• _Problem statement_:
The task calls for every entry to be printed word for word, without the images.

• _Data listing_:
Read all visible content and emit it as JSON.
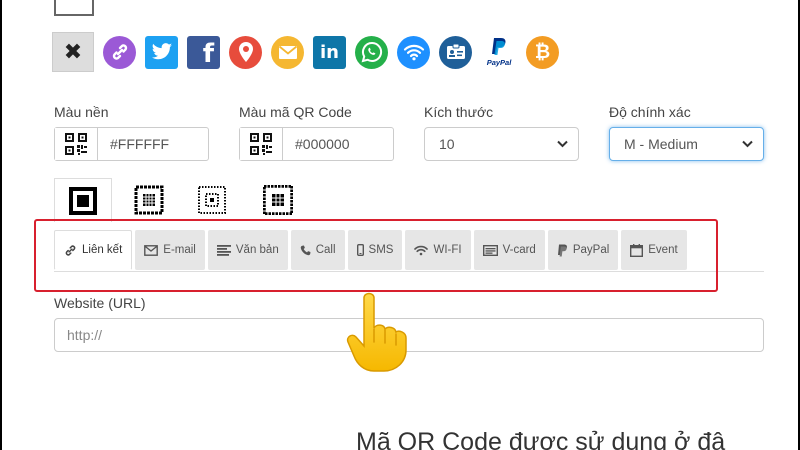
{
  "icons": [
    {
      "name": "close-icon",
      "glyph": "✖",
      "color": "#222222",
      "shape": "button"
    },
    {
      "name": "link-icon",
      "glyph": "🔗",
      "color": "#9b59d6",
      "shape": "circle"
    },
    {
      "name": "twitter-icon",
      "glyph": "t",
      "color": "#1da1f2",
      "shape": "square"
    },
    {
      "name": "facebook-icon",
      "glyph": "f",
      "color": "#3b5998",
      "shape": "square"
    },
    {
      "name": "location-pin-icon",
      "glyph": "◉",
      "color": "#e74c3c",
      "shape": "circle"
    },
    {
      "name": "email-icon",
      "glyph": "✉",
      "color": "#f5b731",
      "shape": "circle"
    },
    {
      "name": "linkedin-icon",
      "glyph": "in",
      "color": "#0e76a8",
      "shape": "square"
    },
    {
      "name": "whatsapp-icon",
      "glyph": "✆",
      "color": "#25b04a",
      "shape": "circle"
    },
    {
      "name": "wifi-icon",
      "glyph": "((·))",
      "color": "#1e90ff",
      "shape": "circle"
    },
    {
      "name": "vcard-icon",
      "glyph": "▤",
      "color": "#1f5f99",
      "shape": "circle"
    },
    {
      "name": "paypal-icon",
      "glyph": "P",
      "color": "#003087",
      "shape": "paypal"
    },
    {
      "name": "bitcoin-icon",
      "glyph": "₿",
      "color": "#f39c23",
      "shape": "circle"
    }
  ],
  "paypal_small": "PayPal",
  "fields": {
    "bg_color_label": "Màu nền",
    "bg_color_value": "#FFFFFF",
    "qr_color_label": "Màu mã QR Code",
    "qr_color_value": "#000000",
    "size_label": "Kích thước",
    "size_value": "10",
    "accuracy_label": "Độ chính xác",
    "accuracy_value": "M - Medium"
  },
  "tabs": [
    {
      "name": "tab-link",
      "icon": "link-icon",
      "glyph": "🔗",
      "label": "Liên kết",
      "active": true
    },
    {
      "name": "tab-email",
      "icon": "envelope-icon",
      "glyph": "✉",
      "label": "E-mail"
    },
    {
      "name": "tab-text",
      "icon": "text-lines-icon",
      "glyph": "≡",
      "label": "Văn bản"
    },
    {
      "name": "tab-call",
      "icon": "phone-icon",
      "glyph": "✆",
      "label": "Call"
    },
    {
      "name": "tab-sms",
      "icon": "mobile-icon",
      "glyph": "▯",
      "label": "SMS"
    },
    {
      "name": "tab-wifi",
      "icon": "wifi-icon",
      "glyph": "⌔",
      "label": "WI-FI"
    },
    {
      "name": "tab-vcard",
      "icon": "vcard-icon",
      "glyph": "▤",
      "label": "V-card"
    },
    {
      "name": "tab-paypal",
      "icon": "paypal-icon",
      "glyph": "P",
      "label": "PayPal"
    },
    {
      "name": "tab-event",
      "icon": "calendar-icon",
      "glyph": "▦",
      "label": "Event"
    }
  ],
  "url": {
    "label": "Website (URL)",
    "placeholder": "http://"
  },
  "bottom_text": "Mã QR Code được sử dụng ở đâ",
  "colors": {
    "highlight": "#d8202e",
    "focus": "#66afe9",
    "tab_bg": "#e6e6e6"
  }
}
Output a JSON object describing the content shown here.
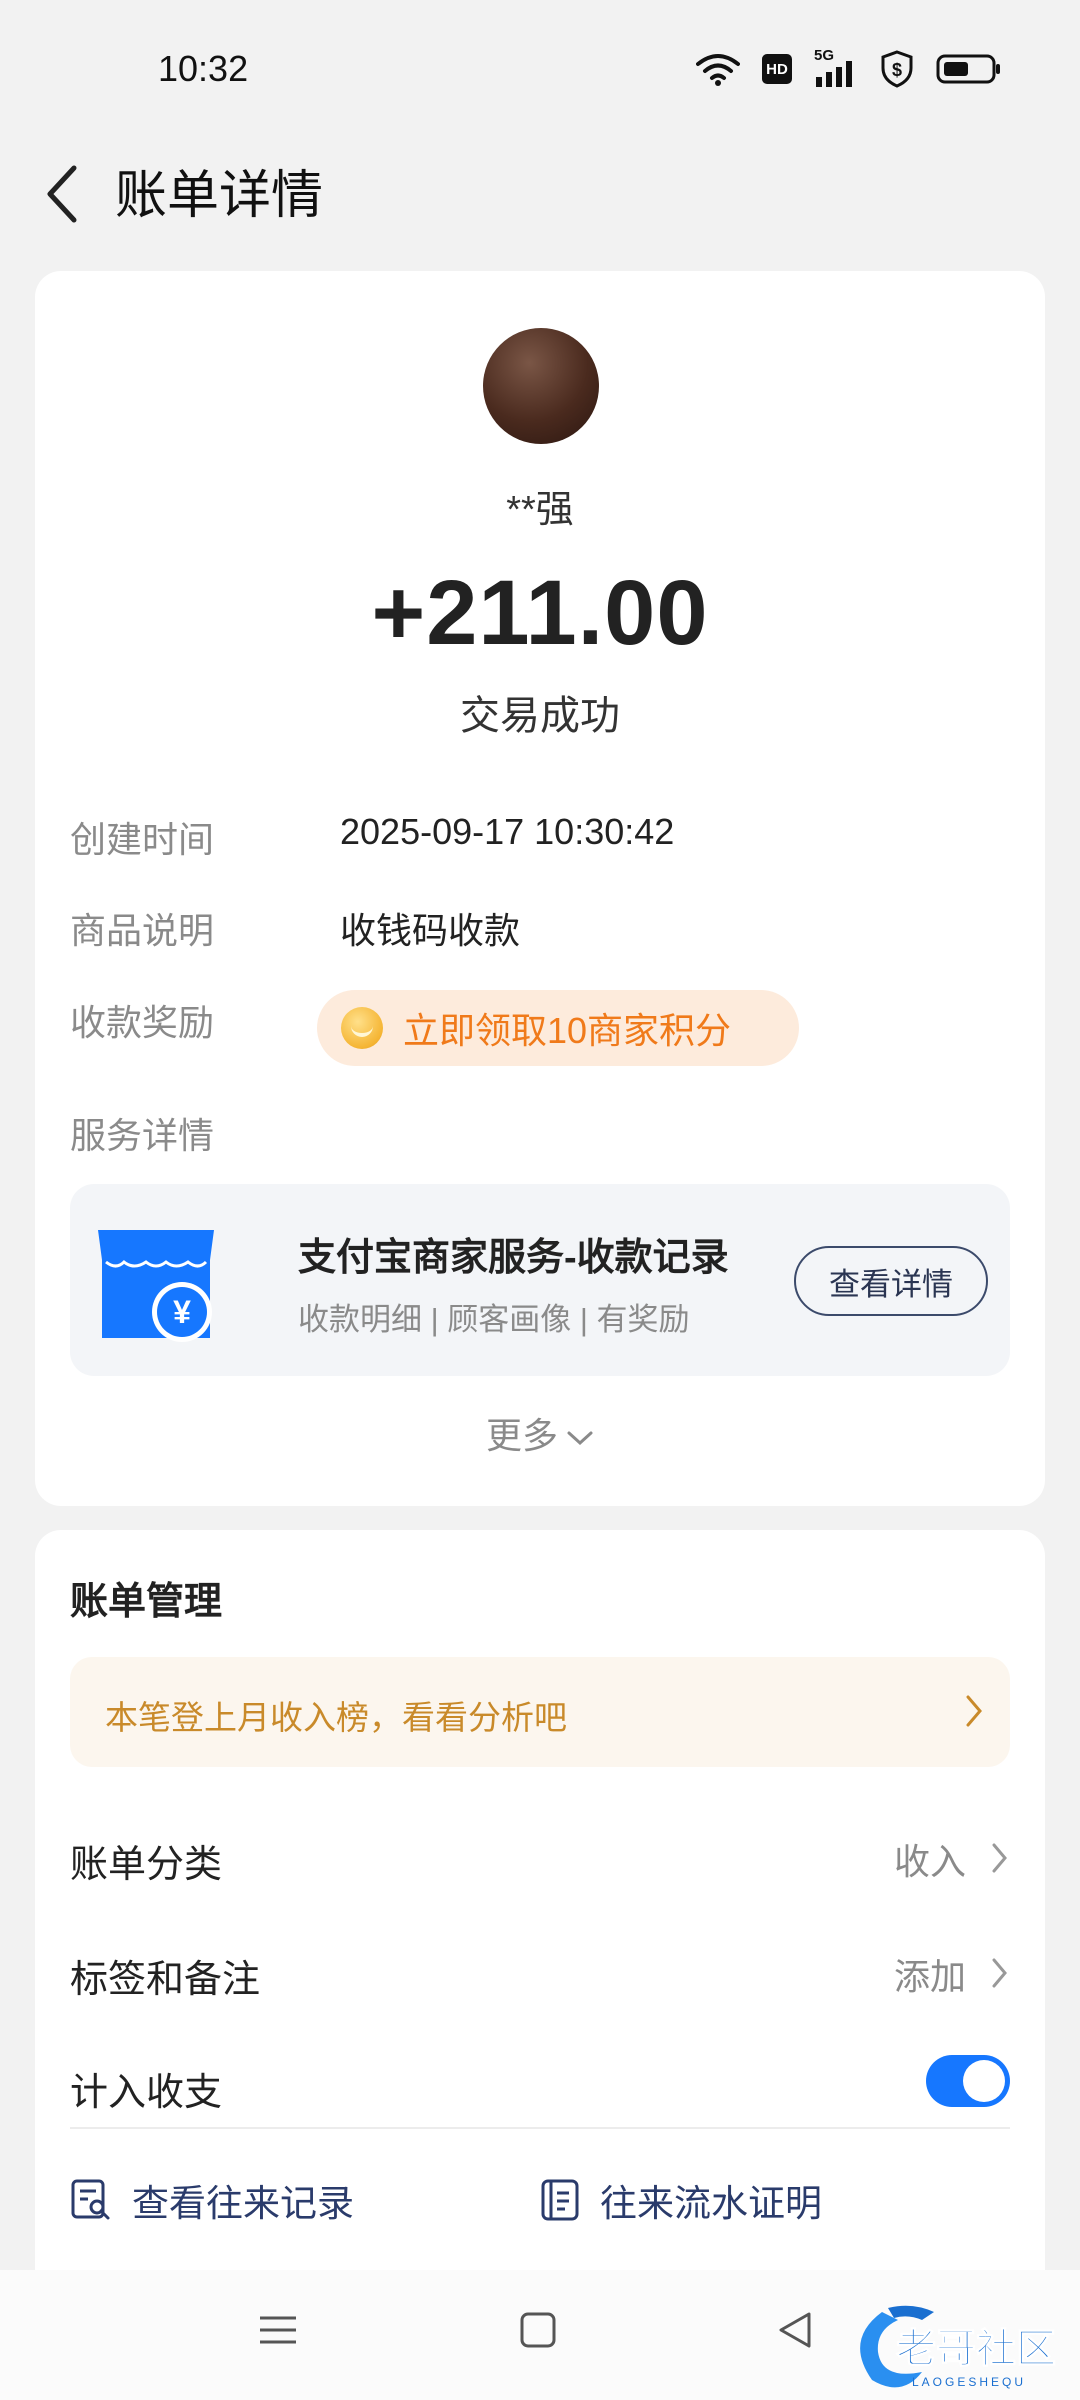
{
  "status_bar": {
    "time": "10:32",
    "network": "5G",
    "hd_badge": "HD"
  },
  "header": {
    "title": "账单详情"
  },
  "transaction": {
    "payer_name": "**强",
    "amount": "+211.00",
    "status": "交易成功"
  },
  "details": {
    "created_label": "创建时间",
    "created_value": "2025-09-17 10:30:42",
    "product_label": "商品说明",
    "product_value": "收钱码收款",
    "reward_label": "收款奖励",
    "reward_text": "立即领取10商家积分",
    "service_label": "服务详情"
  },
  "service_card": {
    "title": "支付宝商家服务-收款记录",
    "subtitle": "收款明细 | 顾客画像 | 有奖励",
    "button": "查看详情"
  },
  "more": {
    "label": "更多"
  },
  "management": {
    "title": "账单管理",
    "banner": "本笔登上月收入榜，看看分析吧",
    "category_label": "账单分类",
    "category_value": "收入",
    "tags_label": "标签和备注",
    "tags_value": "添加",
    "include_label": "计入收支",
    "include_enabled": true,
    "link_records": "查看往来记录",
    "link_statement": "往来流水证明"
  },
  "watermark": {
    "text": "老哥社区",
    "subtext": "LAOGESHEQU"
  },
  "colors": {
    "accent_blue": "#1677ff",
    "reward_orange": "#f07a1a",
    "banner_gold": "#c98a2a",
    "link_navy": "#2a3b6b"
  }
}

• _The completed task_:
Read all visible content and emit it as JSON.
{
  "icons": [
    {
      "name": "close-icon",
      "glyph": "✖",
      "color": "#222222",
      "shape": "button"
    },
    {
      "name": "link-icon",
      "glyph": "🔗",
      "color": "#9b59d6",
      "shape": "circle"
    },
    {
      "name": "twitter-icon",
      "glyph": "t",
      "color": "#1da1f2",
      "shape": "square"
    },
    {
      "name": "facebook-icon",
      "glyph": "f",
      "color": "#3b5998",
      "shape": "square"
    },
    {
      "name": "location-pin-icon",
      "glyph": "◉",
      "color": "#e74c3c",
      "shape": "circle"
    },
    {
      "name": "email-icon",
      "glyph": "✉",
      "color": "#f5b731",
      "shape": "circle"
    },
    {
      "name": "linkedin-icon",
      "glyph": "in",
      "color": "#0e76a8",
      "shape": "square"
    },
    {
      "name": "whatsapp-icon",
      "glyph": "✆",
      "color": "#25b04a",
      "shape": "circle"
    },
    {
      "name": "wifi-icon",
      "glyph": "((·))",
      "color": "#1e90ff",
      "shape": "circle"
    },
    {
      "name": "vcard-icon",
      "glyph": "▤",
      "color": "#1f5f99",
      "shape": "circle"
    },
    {
      "name": "paypal-icon",
      "glyph": "P",
      "color": "#003087",
      "shape": "paypal"
    },
    {
      "name": "bitcoin-icon",
      "glyph": "₿",
      "color": "#f39c23",
      "shape": "circle"
    }
  ],
  "paypal_small": "PayPal",
  "fields": {
    "bg_color_label": "Màu nền",
    "bg_color_value": "#FFFFFF",
    "qr_color_label": "Màu mã QR Code",
    "qr_color_value": "#000000",
    "size_label": "Kích thước",
    "size_value": "10",
    "accuracy_label": "Độ chính xác",
    "accuracy_value": "M - Medium"
  },
  "tabs": [
    {
      "name": "tab-link",
      "icon": "link-icon",
      "glyph": "🔗",
      "label": "Liên kết",
      "active": true
    },
    {
      "name": "tab-email",
      "icon": "envelope-icon",
      "glyph": "✉",
      "label": "E-mail"
    },
    {
      "name": "tab-text",
      "icon": "text-lines-icon",
      "glyph": "≡",
      "label": "Văn bản"
    },
    {
      "name": "tab-call",
      "icon": "phone-icon",
      "glyph": "✆",
      "label": "Call"
    },
    {
      "name": "tab-sms",
      "icon": "mobile-icon",
      "glyph": "▯",
      "label": "SMS"
    },
    {
      "name": "tab-wifi",
      "icon": "wifi-icon",
      "glyph": "⌔",
      "label": "WI-FI"
    },
    {
      "name": "tab-vcard",
      "icon": "vcard-icon",
      "glyph": "▤",
      "label": "V-card"
    },
    {
      "name": "tab-paypal",
      "icon": "paypal-icon",
      "glyph": "P",
      "label": "PayPal"
    },
    {
      "name": "tab-event",
      "icon": "calendar-icon",
      "glyph": "▦",
      "label": "Event"
    }
  ],
  "url": {
    "label": "Website (URL)",
    "placeholder": "http://"
  },
  "bottom_text": "Mã QR Code được sử dụng ở đâ",
  "colors": {
    "highlight": "#d8202e",
    "focus": "#66afe9",
    "tab_bg": "#e6e6e6"
  }
}
Output a JSON object describing the content shown here.
{
  "status_bar": {
    "time": "10:32",
    "network": "5G",
    "hd_badge": "HD"
  },
  "header": {
    "title": "账单详情"
  },
  "transaction": {
    "payer_name": "**强",
    "amount": "+211.00",
    "status": "交易成功"
  },
  "details": {
    "created_label": "创建时间",
    "created_value": "2025-09-17 10:30:42",
    "product_label": "商品说明",
    "product_value": "收钱码收款",
    "reward_label": "收款奖励",
    "reward_text": "立即领取10商家积分",
    "service_label": "服务详情"
  },
  "service_card": {
    "title": "支付宝商家服务-收款记录",
    "subtitle": "收款明细 | 顾客画像 | 有奖励",
    "button": "查看详情"
  },
  "more": {
    "label": "更多"
  },
  "management": {
    "title": "账单管理",
    "banner": "本笔登上月收入榜，看看分析吧",
    "category_label": "账单分类",
    "category_value": "收入",
    "tags_label": "标签和备注",
    "tags_value": "添加",
    "include_label": "计入收支",
    "include_enabled": true,
    "link_records": "查看往来记录",
    "link_statement": "往来流水证明"
  },
  "watermark": {
    "text": "老哥社区",
    "subtext": "LAOGESHEQU"
  },
  "colors": {
    "accent_blue": "#1677ff",
    "reward_orange": "#f07a1a",
    "banner_gold": "#c98a2a",
    "link_navy": "#2a3b6b"
  }
}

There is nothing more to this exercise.